Monday Snaps: Cheese Physics

Last week we got the cheese moving around the screen using the cursor keys. It wasn't very good. The cheese just moved as long as you held the key down. This kind of movement is fine for some kinds of game where the action is fast and frantic, for example the paddle in a breakout game. So, feel free to steal that movement code for any of your game object that need immediate movement.

However, for Cheese Lander the skill is actually in controlling the speed of the cheese. And one way to do this is to add a bit of physics. To understand what we are going to do, we have to understand a bit about speed and acceleration.

Speed is the rate of change of my position. Each time round the game loop I could add a speed of 1 pixel to my cheese. After sixty times round the game loop my cheese would have moved sixty pixels. 

Acceleration is the rate of change of the speed. Each time round my game loop I could add an acceleration of 0.1 to my speed value. So after ten ticks the cheese would be moving at the rate of 1 pixel per game loop.
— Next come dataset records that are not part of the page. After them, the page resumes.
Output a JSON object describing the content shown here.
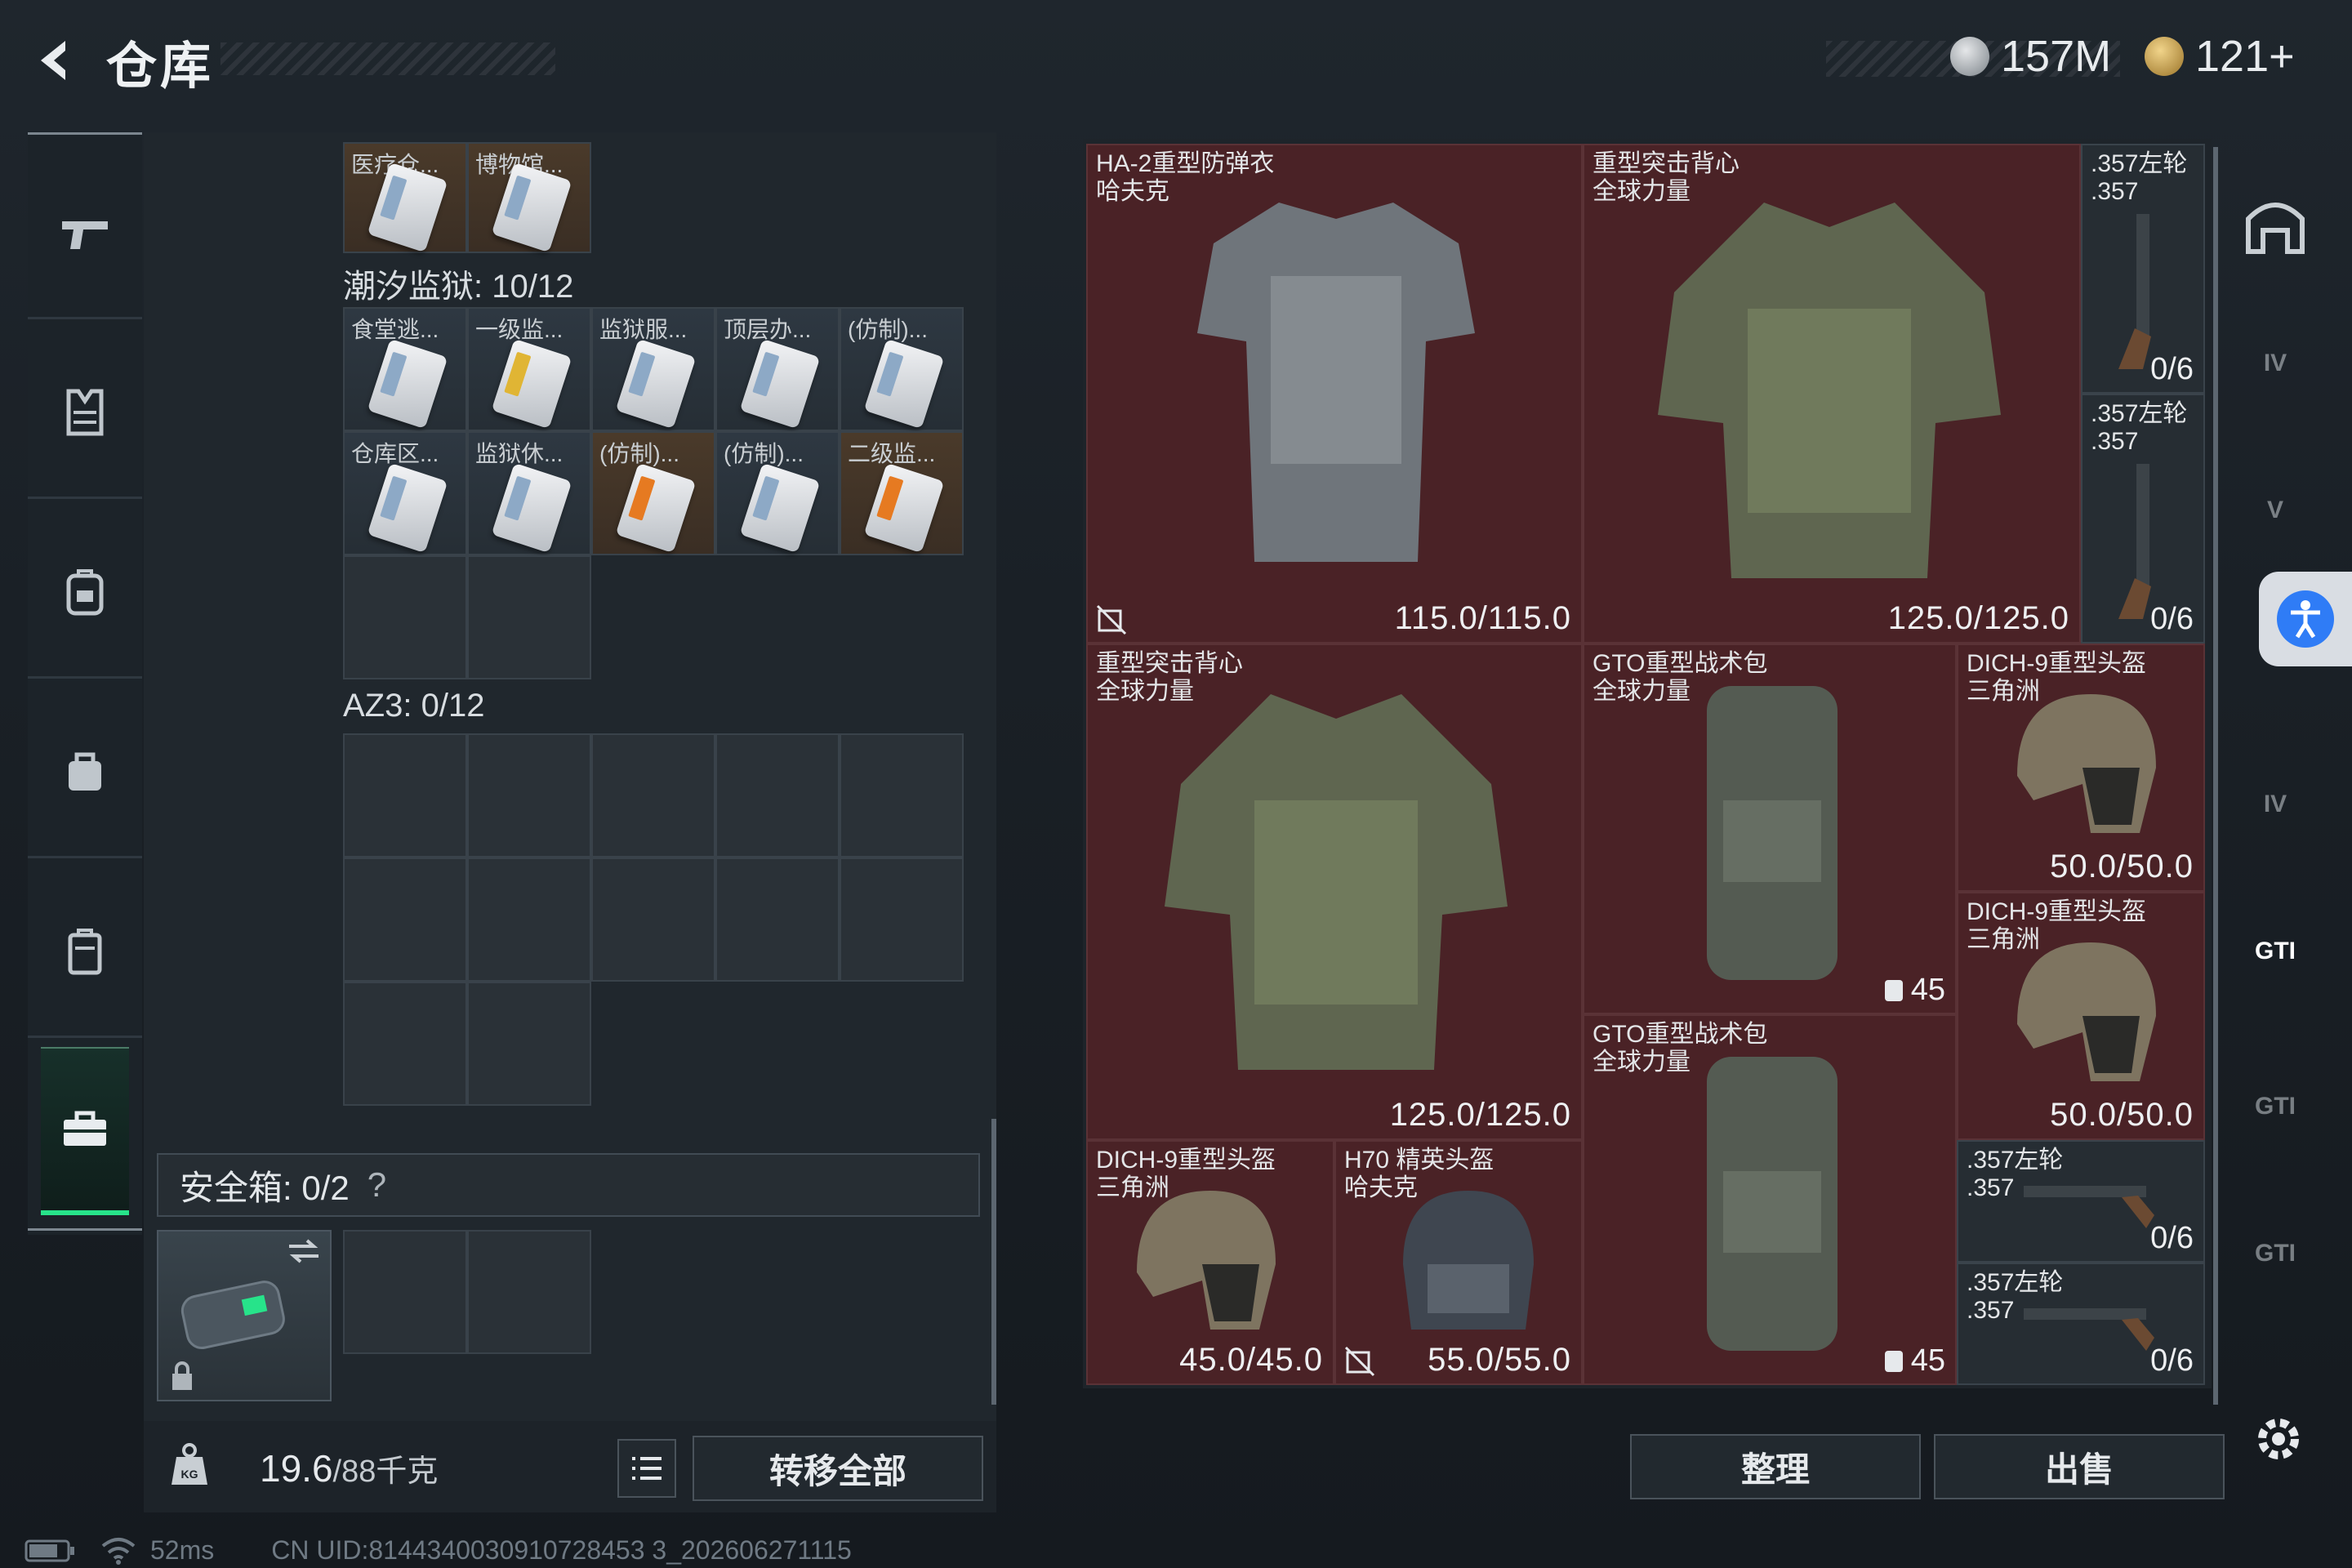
{
  "header": {
    "title": "仓库",
    "currency_1": "157M",
    "currency_2": "121+"
  },
  "left_nav": {
    "items": [
      "pistol-icon",
      "vest-icon",
      "backpack-icon",
      "bag-icon",
      "case-icon",
      "toolbox-icon"
    ],
    "active": "toolbox-icon"
  },
  "stash": {
    "top_items": [
      {
        "label": "医疗仓...",
        "color": "blue"
      },
      {
        "label": "博物馆...",
        "color": "blue"
      }
    ],
    "section_1": {
      "title": "潮汐监狱: 10/12",
      "items": [
        {
          "label": "食堂逃...",
          "color": "blue"
        },
        {
          "label": "一级监...",
          "color": "yellow"
        },
        {
          "label": "监狱服...",
          "color": "blue"
        },
        {
          "label": "顶层办...",
          "color": "blue"
        },
        {
          "label": "(仿制)...",
          "color": "blue"
        },
        {
          "label": "仓库区...",
          "color": "blue"
        },
        {
          "label": "监狱休...",
          "color": "blue"
        },
        {
          "label": "(仿制)...",
          "color": "orange"
        },
        {
          "label": "(仿制)...",
          "color": "blue"
        },
        {
          "label": "二级监...",
          "color": "orange"
        }
      ]
    },
    "section_2": {
      "title": "AZ3: 0/12"
    },
    "safebox": {
      "title": "安全箱: 0/2",
      "help": "?"
    },
    "weight": "19.6",
    "weight_max": "/88千克",
    "transfer_all": "转移全部"
  },
  "equipment": {
    "items": [
      {
        "name": "HA-2重型防弹衣\n哈夫克",
        "value": "115.0/115.0",
        "no_repair": true
      },
      {
        "name": "重型突击背心\n全球力量",
        "value": "125.0/125.0"
      },
      {
        "name": ".357左轮\n.357",
        "value": "0/6"
      },
      {
        "name": ".357左轮\n.357",
        "value": "0/6"
      },
      {
        "name": "重型突击背心\n全球力量",
        "value": "125.0/125.0"
      },
      {
        "name": "GTO重型战术包\n全球力量",
        "value": "45"
      },
      {
        "name": "DICH-9重型头盔\n三角洲",
        "value": "50.0/50.0"
      },
      {
        "name": "DICH-9重型头盔\n三角洲",
        "value": "50.0/50.0"
      },
      {
        "name": "GTO重型战术包\n全球力量",
        "value": "45"
      },
      {
        "name": "DICH-9重型头盔\n三角洲",
        "value": "45.0/45.0"
      },
      {
        "name": "H70 精英头盔\n哈夫克",
        "value": "55.0/55.0",
        "no_repair": true
      },
      {
        "name": ".357左轮\n.357",
        "value": "0/6"
      },
      {
        "name": ".357左轮\n.357",
        "value": "0/6"
      }
    ],
    "organize": "整理",
    "sell": "出售"
  },
  "right_nav": {
    "labels": [
      "IV",
      "V",
      "V",
      "IV",
      "GTI",
      "GTI",
      "GTI"
    ]
  },
  "status": {
    "ping": "52ms",
    "uid": "CN UID:8144340030910728453 3_202606271115"
  },
  "colors": {
    "accent": "#27e38a",
    "item_red": "#4a2226",
    "access": "#2f7cf6"
  }
}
After ten more ticks the cheese would be moving at a rate of two pixels per game loop, and so on. 

The game needs to store the acceleration and velocity values as real numbers this time, because the acceleration value will be quite small.

double cheeseXSpeed = 0;
double cheeseYSpeed = 0;

double cheeseXAccel = 0.01;
double cheeseYAccel = 0.01;

The initial value of the speed will be zero because the cheese is not moving. The acceleration value that you see above works quite well with a game updating 60 times a second.  

void updateCheese()
    cheese.Left += cheeseXSpeed;
    cheese.Top += cheeseYSpeed;

    if (SnapsEngine.GetRightGamepad())
        cheeseXSpeed += cheeseXAccel;

    if (SnapsEngine.GetLeftGamepad())
        cheeseXSpeed -= cheeseXAccel;

    if (SnapsEngine.GetDownGamepad())
        cheeseYSpeed += cheeseYAccel;

    if (SnapsEngine.GetUpGamepad())
        cheeseYSpeed -= cheeseYAccel;

This is the part of the updateCheese method that implements our physics. The first thing it does is update the position of the cheese by adding the speed of the cheese to its position. Then it reads the gamepad to determine if the speed needs to be changed in any particular direction. This code is very similar to the code in the previous version of the game, but instead the speed values are updated, not the position of the cheese.  Pressing a key in a particular direction causes it to accelerate in that direction. 

The final refinement is to make the cheese "bounce" when it hits the edge of the screen. In the previous version of the game we "clamped" the cheese so that it could not move off the edges. In this version we are going to reverse the speed of the cheese when it hits an edge, giving a great "bounce" effect.

if (cheese.Left < 0)
    cheese.Left = 0;
    cheeseXSpeed *= -1;

if (cheese.Right > (SnapsEngine.GameViewportWidth))
    cheese.Right = SnapsEngine.GameViewportWidth;
    cheeseXSpeed *= -1;

if (cheese.Top < 0)
    cheese.Top = 0;
    cheeseYSpeed *= -1;

if (cheese.Bottom > SnapsEngine.GameViewportHeight)
    cheese.Bottom = SnapsEngine.GameViewportHeight;
    cheeseYSpeed *= -1;

This is the same code that we saw last week, with the one change that the speed value is reversed after the cheese has been put back on the screen.

This code is great for user controlled physics based objects. It's also great for chasing aliens who can be made to accelerate in the direction of the player. 

Next week we'll take a look at the game win condition, where we have to touch the cheese down on the bread really, really, gently.

Remember that the Monday Snaps are brought to you by my book.....